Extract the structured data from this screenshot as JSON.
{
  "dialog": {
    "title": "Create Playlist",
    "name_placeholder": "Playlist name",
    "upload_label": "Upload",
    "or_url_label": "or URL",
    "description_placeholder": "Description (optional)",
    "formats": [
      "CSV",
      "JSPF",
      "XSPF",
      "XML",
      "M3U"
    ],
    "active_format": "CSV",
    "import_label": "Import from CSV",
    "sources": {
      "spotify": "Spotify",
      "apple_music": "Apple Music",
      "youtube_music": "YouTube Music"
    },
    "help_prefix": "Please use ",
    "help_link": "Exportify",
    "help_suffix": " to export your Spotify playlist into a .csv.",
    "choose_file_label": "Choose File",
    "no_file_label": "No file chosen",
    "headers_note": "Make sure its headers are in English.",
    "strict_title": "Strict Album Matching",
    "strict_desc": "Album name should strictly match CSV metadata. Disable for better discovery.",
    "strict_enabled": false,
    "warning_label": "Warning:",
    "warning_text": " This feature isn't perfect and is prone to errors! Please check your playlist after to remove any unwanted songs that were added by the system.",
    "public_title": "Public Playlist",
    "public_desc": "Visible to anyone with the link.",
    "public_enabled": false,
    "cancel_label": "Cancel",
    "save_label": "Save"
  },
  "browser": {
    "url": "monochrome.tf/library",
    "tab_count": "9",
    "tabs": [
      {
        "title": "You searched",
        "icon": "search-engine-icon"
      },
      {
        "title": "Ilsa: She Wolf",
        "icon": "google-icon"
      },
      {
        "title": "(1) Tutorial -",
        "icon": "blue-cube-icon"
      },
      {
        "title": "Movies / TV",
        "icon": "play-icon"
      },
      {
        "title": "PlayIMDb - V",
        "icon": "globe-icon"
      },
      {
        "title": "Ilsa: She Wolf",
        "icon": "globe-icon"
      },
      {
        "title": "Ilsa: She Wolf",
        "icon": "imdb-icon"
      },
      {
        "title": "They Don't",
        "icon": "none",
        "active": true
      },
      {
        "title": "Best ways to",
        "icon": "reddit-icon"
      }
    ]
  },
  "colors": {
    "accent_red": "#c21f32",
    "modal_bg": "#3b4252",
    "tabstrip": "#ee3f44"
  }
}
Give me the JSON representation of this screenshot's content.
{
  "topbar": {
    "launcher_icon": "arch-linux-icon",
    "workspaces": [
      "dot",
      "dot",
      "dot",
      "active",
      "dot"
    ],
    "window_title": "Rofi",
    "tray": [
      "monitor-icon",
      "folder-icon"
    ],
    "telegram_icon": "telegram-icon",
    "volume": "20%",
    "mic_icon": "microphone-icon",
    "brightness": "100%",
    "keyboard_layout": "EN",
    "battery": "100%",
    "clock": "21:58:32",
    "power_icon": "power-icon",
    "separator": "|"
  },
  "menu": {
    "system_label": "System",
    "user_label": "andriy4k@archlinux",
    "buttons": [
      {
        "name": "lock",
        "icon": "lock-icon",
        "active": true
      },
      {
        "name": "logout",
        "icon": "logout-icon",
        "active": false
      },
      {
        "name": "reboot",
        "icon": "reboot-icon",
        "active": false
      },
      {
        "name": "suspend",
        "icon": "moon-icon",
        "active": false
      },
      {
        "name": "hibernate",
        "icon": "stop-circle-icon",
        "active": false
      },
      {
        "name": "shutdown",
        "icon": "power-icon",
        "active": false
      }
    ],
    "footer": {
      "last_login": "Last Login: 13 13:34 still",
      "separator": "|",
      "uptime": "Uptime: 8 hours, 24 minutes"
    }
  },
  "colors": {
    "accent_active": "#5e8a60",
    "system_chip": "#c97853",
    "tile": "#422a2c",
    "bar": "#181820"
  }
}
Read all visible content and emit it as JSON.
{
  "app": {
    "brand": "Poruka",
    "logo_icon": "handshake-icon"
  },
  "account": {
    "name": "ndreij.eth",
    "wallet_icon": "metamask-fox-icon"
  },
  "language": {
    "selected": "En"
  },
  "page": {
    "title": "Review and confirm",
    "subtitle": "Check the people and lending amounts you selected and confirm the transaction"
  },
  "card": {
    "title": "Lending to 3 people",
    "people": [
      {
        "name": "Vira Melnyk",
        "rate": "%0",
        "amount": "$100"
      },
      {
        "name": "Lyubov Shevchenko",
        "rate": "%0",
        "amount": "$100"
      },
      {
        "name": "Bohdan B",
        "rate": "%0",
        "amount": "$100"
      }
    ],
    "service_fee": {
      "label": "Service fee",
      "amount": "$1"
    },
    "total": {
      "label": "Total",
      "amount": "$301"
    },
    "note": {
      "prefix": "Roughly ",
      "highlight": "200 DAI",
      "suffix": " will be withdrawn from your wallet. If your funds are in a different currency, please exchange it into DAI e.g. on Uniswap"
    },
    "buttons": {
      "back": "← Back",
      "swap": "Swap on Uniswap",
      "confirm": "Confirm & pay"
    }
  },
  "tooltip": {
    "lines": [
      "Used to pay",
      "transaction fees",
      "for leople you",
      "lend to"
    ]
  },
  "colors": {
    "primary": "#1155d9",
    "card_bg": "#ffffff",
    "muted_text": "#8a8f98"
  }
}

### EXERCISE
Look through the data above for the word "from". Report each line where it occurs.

### EXPECTED OUTPUT
Extract the structured data from this screenshot as JSON.
    "import_label": "Import from CSV",
      "suffix": " will be withdrawn from your wallet. If your funds are in a different currency, please exchange it into DAI e.g. on Uniswap"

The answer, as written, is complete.